Instructions to follow: Give back each line of the material that contains the word "this".

Available data START

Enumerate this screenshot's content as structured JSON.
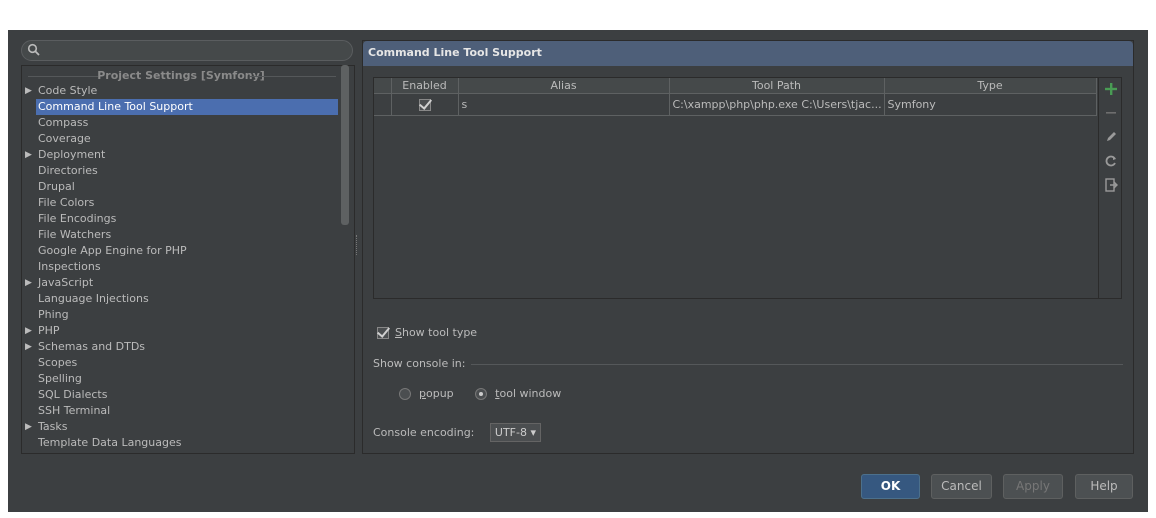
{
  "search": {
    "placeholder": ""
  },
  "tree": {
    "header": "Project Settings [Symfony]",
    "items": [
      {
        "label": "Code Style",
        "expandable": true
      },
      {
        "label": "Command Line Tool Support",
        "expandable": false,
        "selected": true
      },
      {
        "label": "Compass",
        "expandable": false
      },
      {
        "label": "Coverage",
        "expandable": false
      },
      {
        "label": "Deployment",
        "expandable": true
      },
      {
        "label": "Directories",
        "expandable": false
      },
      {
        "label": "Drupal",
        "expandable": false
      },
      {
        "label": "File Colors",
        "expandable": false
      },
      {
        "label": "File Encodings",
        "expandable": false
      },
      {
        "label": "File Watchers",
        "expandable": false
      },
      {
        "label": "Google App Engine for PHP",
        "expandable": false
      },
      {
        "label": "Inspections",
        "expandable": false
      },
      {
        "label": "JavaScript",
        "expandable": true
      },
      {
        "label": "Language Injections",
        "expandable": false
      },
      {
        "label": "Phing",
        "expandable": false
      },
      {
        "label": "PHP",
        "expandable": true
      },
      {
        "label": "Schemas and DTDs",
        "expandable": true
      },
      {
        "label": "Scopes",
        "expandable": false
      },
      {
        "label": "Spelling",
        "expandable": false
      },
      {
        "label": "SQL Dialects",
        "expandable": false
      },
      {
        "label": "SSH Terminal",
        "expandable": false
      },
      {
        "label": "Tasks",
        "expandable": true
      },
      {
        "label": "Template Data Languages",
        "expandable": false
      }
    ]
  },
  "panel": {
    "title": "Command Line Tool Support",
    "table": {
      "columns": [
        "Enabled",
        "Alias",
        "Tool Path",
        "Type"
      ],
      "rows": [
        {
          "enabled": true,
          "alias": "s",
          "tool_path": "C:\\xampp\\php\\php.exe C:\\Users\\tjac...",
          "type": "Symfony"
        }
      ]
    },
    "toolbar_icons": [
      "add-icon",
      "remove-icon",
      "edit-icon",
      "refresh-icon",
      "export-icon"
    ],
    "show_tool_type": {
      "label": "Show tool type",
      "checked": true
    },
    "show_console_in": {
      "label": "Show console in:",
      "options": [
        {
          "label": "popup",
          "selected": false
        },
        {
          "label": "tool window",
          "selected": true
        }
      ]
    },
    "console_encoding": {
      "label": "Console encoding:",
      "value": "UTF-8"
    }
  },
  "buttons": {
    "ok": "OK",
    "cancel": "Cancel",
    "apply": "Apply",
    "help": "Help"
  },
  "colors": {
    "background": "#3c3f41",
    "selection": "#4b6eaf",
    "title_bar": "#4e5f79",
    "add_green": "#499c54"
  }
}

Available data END
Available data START

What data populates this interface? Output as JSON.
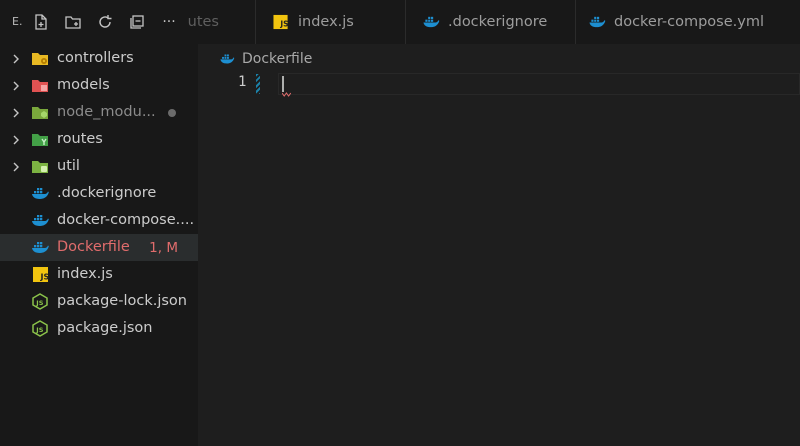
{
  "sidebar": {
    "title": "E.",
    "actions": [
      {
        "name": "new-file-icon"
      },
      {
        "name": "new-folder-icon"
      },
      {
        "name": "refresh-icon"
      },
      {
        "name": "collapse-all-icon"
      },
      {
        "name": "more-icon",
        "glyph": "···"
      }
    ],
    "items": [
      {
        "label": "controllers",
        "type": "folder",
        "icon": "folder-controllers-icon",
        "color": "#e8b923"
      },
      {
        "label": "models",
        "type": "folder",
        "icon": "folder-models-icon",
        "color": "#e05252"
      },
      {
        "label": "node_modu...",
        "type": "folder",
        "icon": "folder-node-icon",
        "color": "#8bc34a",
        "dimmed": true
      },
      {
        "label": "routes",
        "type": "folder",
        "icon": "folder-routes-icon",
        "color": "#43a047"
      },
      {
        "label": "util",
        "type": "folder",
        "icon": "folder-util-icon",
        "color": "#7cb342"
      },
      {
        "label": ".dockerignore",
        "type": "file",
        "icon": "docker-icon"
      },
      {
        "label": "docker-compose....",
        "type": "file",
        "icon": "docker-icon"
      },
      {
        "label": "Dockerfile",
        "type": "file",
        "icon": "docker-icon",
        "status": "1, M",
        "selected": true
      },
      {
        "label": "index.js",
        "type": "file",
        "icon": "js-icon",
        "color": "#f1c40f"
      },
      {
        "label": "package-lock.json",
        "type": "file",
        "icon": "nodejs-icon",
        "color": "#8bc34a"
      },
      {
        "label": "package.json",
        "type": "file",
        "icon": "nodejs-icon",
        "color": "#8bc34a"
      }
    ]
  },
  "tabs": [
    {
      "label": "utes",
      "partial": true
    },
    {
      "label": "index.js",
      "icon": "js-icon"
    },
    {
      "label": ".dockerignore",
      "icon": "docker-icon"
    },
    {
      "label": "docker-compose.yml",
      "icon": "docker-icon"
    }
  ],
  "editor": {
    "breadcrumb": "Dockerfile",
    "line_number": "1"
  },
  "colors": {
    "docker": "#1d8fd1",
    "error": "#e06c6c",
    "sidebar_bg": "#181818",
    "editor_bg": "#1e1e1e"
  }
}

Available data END

Problem solution:
Enumerate this screenshot's content as structured JSON.
What data populates this interface? Output as JSON.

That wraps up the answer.